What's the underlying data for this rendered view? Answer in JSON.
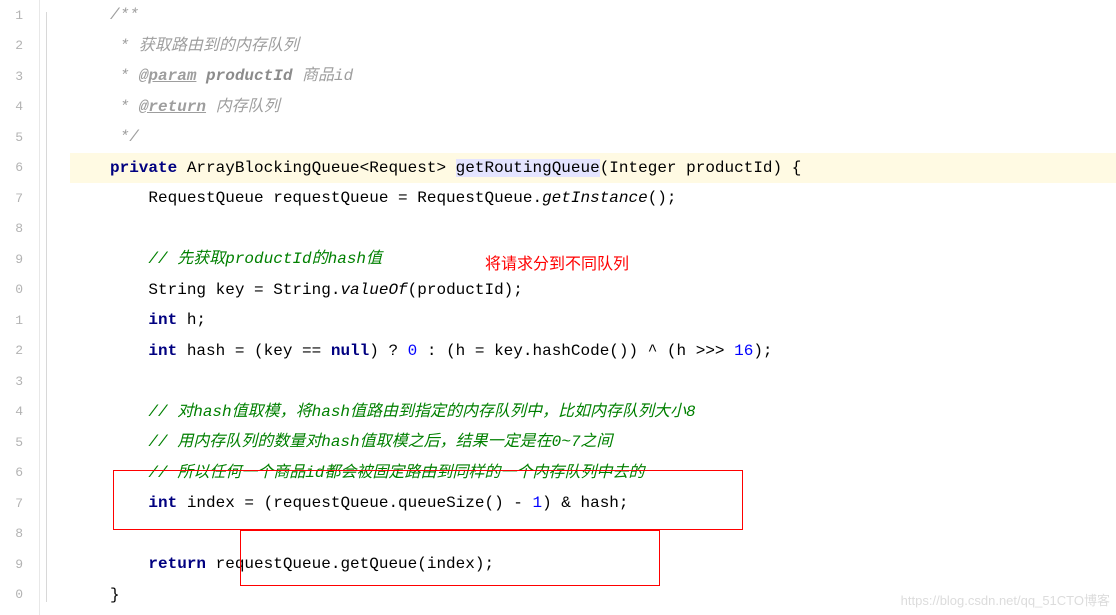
{
  "gutter": {
    "numbers": [
      "1",
      "2",
      "3",
      "4",
      "5",
      "6",
      "7",
      "8",
      "9",
      "0",
      "1",
      "2",
      "3",
      "4",
      "5",
      "6",
      "7",
      "8",
      "9",
      "0"
    ]
  },
  "code": {
    "l1_open": "/**",
    "l2_star": " * ",
    "l2_text": "获取路由到的内存队列",
    "l3_star": " * ",
    "l3_tag": "@param",
    "l3_param": " productId",
    "l3_desc": " 商品id",
    "l4_star": " * ",
    "l4_tag": "@return",
    "l4_desc": " 内存队列",
    "l5_close": " */",
    "l6_kw": "private",
    "l6_type": " ArrayBlockingQueue<Request> ",
    "l6_method": "getRoutingQueue",
    "l6_params": "(Integer productId) {",
    "l7": "    RequestQueue requestQueue = RequestQueue.",
    "l7_static": "getInstance",
    "l7_end": "();",
    "l9": "    // 先获取productId的hash值",
    "l10_a": "    String key = String.",
    "l10_static": "valueOf",
    "l10_b": "(productId);",
    "l11_kw": "    int",
    "l11_rest": " h;",
    "l12_kw1": "    int",
    "l12_a": " hash = (key == ",
    "l12_kw2": "null",
    "l12_b": ") ? ",
    "l12_n1": "0",
    "l12_c": " : (h = key.hashCode()) ^ (h >>> ",
    "l12_n2": "16",
    "l12_d": ");",
    "l14": "    // 对hash值取模，将hash值路由到指定的内存队列中，比如内存队列大小8",
    "l15": "    // 用内存队列的数量对hash值取模之后，结果一定是在0~7之间",
    "l16": "    // 所以任何一个商品id都会被固定路由到同样的一个内存队列中去的",
    "l17_kw": "    int",
    "l17_a": " index = (requestQueue.queueSize() - ",
    "l17_n": "1",
    "l17_b": ") & hash;",
    "l19_kw": "    return",
    "l19_a": " requestQueue.getQueue(index);",
    "l20": "}"
  },
  "annotation": {
    "red_text": "将请求分到不同队列"
  },
  "watermark": "https://blog.csdn.net/qq_51CTO博客"
}
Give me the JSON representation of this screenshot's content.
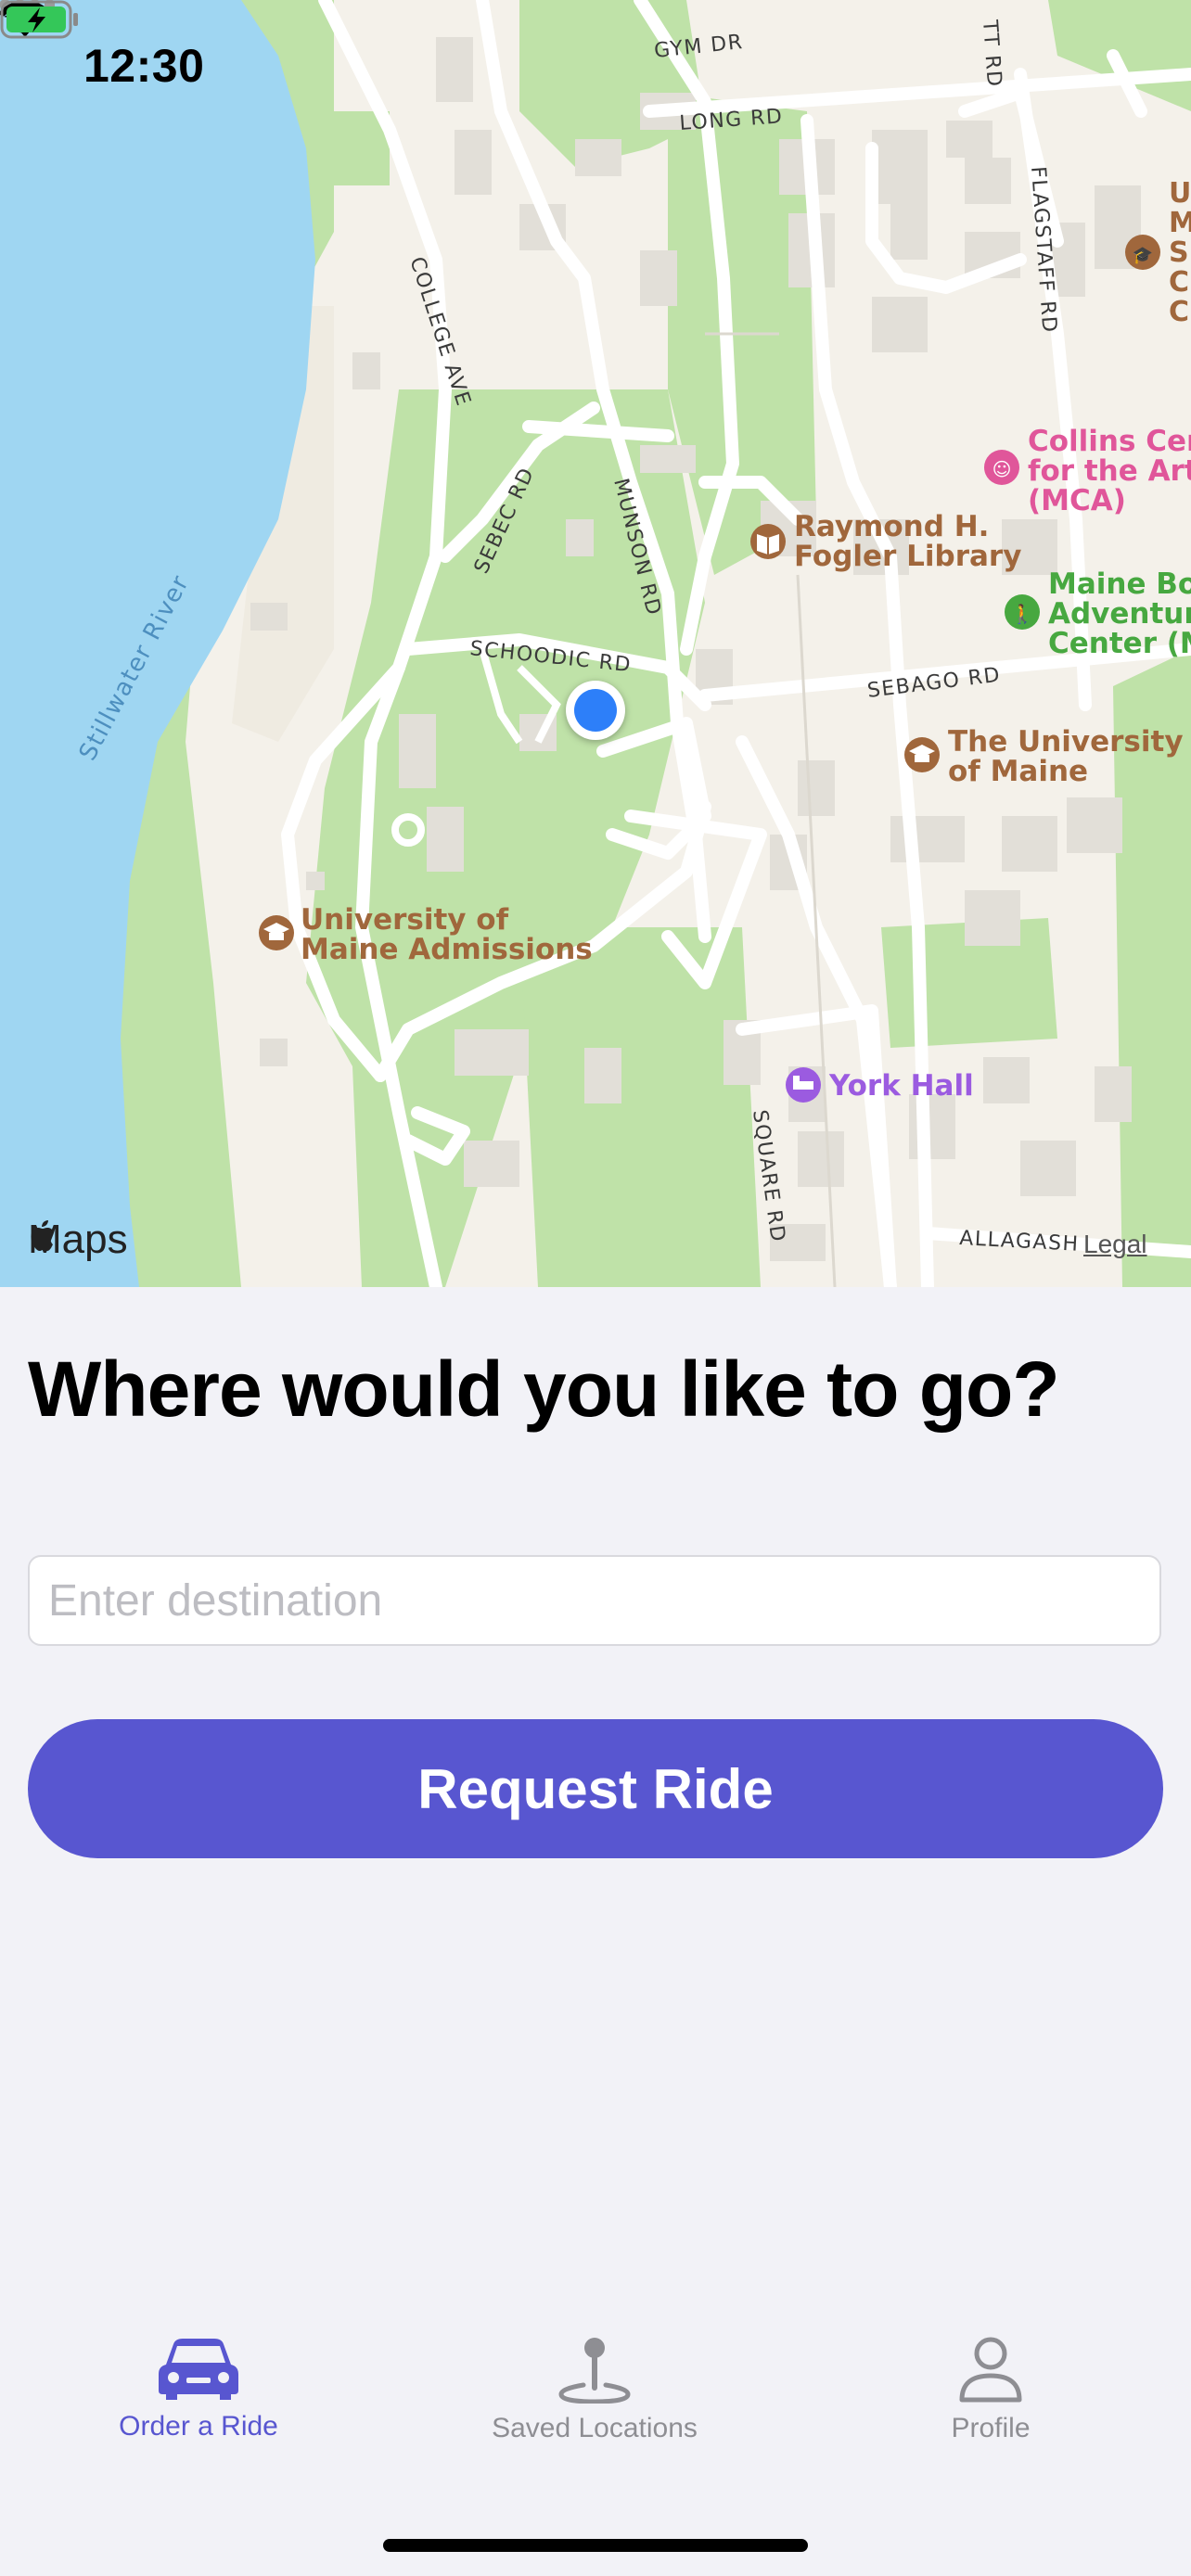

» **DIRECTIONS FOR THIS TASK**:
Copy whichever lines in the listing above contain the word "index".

» **SOLUTION TO THIS EXERCISE**:
    "l17_a": " index = (requestQueue.queueSize() - ",
    "l19_a": " requestQueue.getQueue(index);",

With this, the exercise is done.